Your solicitor will report to you and your mortgage lender about a rent increase clause. This will ensure that you and your lender are aware of the risks and consequences should you fall into ground rent arrears during the term of the lease.

One option is to ask the landlord to cap the ground rent at £250. If agreed, this will be done by way of deed of variation.

It is important to be aware that if the landlord agrees to a deed of variation, it is highly likely that you will need to cover all the legal fees for this for both you and the landlord. Unfortunately, this process will contain additional work to the standard transaction and may delay the completion of your purchase.

If the landlord insists on keeping the ground rent provision as per the lease, the lender may require an indemnity policy. Depending on the terms of the policy obtained, an indemnity policy might include:

  • The cost of defending or prosecuting any legal proceedings
  • damages, compensation and costs awarded against you as a buyer by a court or tribunal and
  • the expense of complying with any injunction

Your solicitor will advise you on the specific terms of any indemnity policy.

Summary

If you have found the perfect leasehold home, where the rent is (or could become) over £250 a year, you should not experience issues during the term of the lease. However, it is difficult to know whether you might encounter difficulty selling such a property in the future, and whether it might negatively affect the valuation. It is important to note that some lenders will not lend on such properties. Likewise, some buyers are not happy to pay such high rent amounts nor take that risk.

If you are considering purchasing a leasehold property with a rent increase provision, your solicitor will advise you on the best way to protect your position.

The Government has also pledged to “take action to address the loophold to ensure that leaseholders are not subject to unfair possession orders”. We will keep our blog updated on any further news on this.

Our residential property team are on hand to answer your queries about your ground rent.
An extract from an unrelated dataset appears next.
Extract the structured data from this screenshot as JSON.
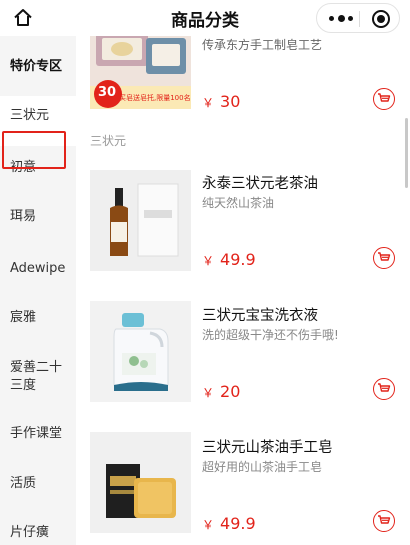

Alternatively, if your landord has started possession proceedings, please contact our property disputes team. Call us today on 0800 988 7756.